2.Set healthy dietary goals.
Type 2 diabetes, high blood pressure, insulin resistance, and being overweight are among the health risks for cognitive decline. Inflammation and oxidative stress are a big part of the problem.
To maintain a healthy brain, you want to maintain healthy eating habits, including consuming a variety of, preferably, organic fruits and vegetables, fish (wild caught not farmed), organic free-range chicken, organic grass-fed beef, bison and other meats and avoid refined foods.
3.Stimulate the brain.
Engaging in brain-stimulating activities, such as brain games, crossword puzzles, Sudoku, and even internet searches, seem to stimulate neural pathways and improve cognitive function.
Spending time with family and friends and being engaged socially are important aspects of healthy brain aging.
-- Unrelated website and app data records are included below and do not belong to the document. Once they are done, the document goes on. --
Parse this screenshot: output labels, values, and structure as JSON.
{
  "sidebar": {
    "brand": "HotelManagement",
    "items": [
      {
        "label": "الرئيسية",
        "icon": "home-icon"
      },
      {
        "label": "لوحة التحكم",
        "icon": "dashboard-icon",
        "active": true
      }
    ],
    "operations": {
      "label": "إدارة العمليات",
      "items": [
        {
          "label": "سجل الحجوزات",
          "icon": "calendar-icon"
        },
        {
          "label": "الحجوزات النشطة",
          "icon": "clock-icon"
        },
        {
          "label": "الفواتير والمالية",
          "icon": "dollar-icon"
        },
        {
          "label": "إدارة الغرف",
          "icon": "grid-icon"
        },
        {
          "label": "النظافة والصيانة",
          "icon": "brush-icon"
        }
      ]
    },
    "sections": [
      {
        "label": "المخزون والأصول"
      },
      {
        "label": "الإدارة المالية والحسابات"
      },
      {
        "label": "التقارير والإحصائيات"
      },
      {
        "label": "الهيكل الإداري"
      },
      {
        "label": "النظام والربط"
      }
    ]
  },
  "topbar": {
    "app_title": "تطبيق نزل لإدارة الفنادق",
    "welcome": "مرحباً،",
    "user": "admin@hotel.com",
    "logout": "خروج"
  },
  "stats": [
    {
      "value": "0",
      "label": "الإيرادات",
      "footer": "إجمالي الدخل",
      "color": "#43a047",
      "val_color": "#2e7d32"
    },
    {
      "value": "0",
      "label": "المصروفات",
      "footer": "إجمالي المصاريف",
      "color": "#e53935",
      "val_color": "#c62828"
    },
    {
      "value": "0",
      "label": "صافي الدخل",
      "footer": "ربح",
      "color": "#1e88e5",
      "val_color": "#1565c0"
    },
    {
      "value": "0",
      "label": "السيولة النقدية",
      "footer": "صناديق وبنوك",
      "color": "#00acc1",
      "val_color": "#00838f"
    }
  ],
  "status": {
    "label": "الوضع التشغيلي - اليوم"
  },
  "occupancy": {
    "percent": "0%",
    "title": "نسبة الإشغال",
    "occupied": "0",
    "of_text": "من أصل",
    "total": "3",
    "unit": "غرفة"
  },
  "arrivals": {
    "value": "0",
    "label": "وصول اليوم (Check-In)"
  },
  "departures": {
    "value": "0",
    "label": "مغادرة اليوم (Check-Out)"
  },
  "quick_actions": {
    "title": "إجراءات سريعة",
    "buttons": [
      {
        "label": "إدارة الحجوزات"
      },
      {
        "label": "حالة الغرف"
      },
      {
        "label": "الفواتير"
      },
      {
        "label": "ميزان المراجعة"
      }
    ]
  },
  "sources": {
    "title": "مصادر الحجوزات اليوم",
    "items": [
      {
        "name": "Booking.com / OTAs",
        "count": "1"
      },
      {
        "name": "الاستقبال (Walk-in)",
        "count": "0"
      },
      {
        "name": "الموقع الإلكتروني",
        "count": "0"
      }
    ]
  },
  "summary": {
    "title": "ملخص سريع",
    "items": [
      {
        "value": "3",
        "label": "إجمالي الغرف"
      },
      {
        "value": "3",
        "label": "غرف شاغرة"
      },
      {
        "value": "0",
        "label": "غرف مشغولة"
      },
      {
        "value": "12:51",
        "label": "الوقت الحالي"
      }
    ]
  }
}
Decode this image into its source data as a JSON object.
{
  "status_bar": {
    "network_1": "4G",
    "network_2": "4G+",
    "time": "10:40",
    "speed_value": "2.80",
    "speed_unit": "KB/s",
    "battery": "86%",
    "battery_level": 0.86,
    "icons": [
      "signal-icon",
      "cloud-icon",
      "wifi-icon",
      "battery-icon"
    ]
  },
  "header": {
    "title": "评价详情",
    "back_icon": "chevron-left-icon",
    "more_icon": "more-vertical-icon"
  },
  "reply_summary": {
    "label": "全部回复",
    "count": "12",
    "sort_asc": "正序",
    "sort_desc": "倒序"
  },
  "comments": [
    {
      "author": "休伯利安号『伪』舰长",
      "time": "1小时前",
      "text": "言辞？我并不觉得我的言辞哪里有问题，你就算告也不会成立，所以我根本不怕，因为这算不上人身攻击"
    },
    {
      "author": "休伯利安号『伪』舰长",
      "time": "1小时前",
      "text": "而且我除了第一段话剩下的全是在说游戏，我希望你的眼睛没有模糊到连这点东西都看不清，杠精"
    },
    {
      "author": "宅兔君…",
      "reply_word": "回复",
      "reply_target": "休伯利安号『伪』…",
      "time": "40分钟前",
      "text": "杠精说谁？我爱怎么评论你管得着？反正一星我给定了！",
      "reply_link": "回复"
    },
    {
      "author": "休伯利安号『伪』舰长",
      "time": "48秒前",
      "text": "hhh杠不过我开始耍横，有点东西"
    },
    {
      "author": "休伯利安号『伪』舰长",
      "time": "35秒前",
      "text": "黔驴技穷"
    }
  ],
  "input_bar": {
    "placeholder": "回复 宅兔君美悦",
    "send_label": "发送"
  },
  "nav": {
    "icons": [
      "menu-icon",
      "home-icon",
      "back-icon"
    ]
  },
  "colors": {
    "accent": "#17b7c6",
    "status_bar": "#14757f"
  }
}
Activities like yoga and meditation help reduce stress and inflammation and in turn support brain health.
4.Get enough sleep
To reduce stress, improve oxygenation and support detoxification, get 7-8 hours of sleep each night. If sleep does not come easily, then using sleep aids such as melatonin may be helpful. Consider treatment for sleep apnea if it is a problem.
5.Take supplements to support cognitive function
This is a vast area of discussion. You may want to work with a doctor skilled and knowledgeable in this area to help you develop a good supplement program, in addition to implementing other brain healthy strategies.
For example, supplementation might be helpful to address each of the following:
a.Vitamin D3 deficiency has been associated with increased risk of Alzheimer’s disease.
b.Vitamin B12 reduces homocysteine, which, when elevated, has been associated with increased dementia risk.
c.CoQ10 and fish oil reduce inflammation and oxidative stress, both of which have been linked to increased dementia risk.
6.Take care of your teeth
Maintaining good oral hygiene, including regular flossing, is important to reducing infection and inflammation, which can be a risk to a healthy brain.
7.Consider hormone replacement
For some, hormone replacement therapy may help retain cognitive function and be neuroprotective, in addition to its other healthcare benefits.
- Test and monitor your numbers.
It’s a good idea to work with your doctor to do annual blood testing, including a complete blood count (CBC), a comprehensive metabolic panel, and other tests of nutrition and absorption to be sure you are remaining within normal limits.
Then, monitor your numbers – blood pressure, blood sugar, heart rate, temperature, and weight – as these provide you and your doctor with an early warning system about anything that might compromise your health and, most importantly, brain health.
And in conclusion:
If you want to develop a personalized program using some of the steps described above, you may want to follow up with a doctor skilled and knowledgeable in natural health, hormone therapy, supplementation and other aspects of a brain healthy program.
If cognitive decline does already seem to be a problem, follow up with your doctor to see what the next steps might be. The ability to assess cognitive changes has improved in recent years and using some of these strategies may help as they did in the Bredesen study.
If you are looking for a program that might work for you or a family member or friend, you might consider Tahoma Clinic’s reCOGNITION program, soon to roll out for the assessment and treatment of cognitive impairment using some of the information described here.
Bredesen Dale E. Reversal of cognitive decline: A novel therapeutic program; 2014; Aging (6): 707-717.
2014 Alzheimer’s Disease Facts and Figures, Alzheimer’s Association
Snowdon David. Aging With Grace. What the Nun Study Teaches Us About Leading Longer, Healthier, and More Meaningful Lives. 2001; Bantam Books, New York
Russel Lauren. Living a Healthy Brain Lifestyle to Prevent Dementia and Alzheimer’s Disease; 2012; Praktikos Institute online.
Dr. Russel is currently accepting new patients. Please contact 206-812-9988 to schedule an appointment.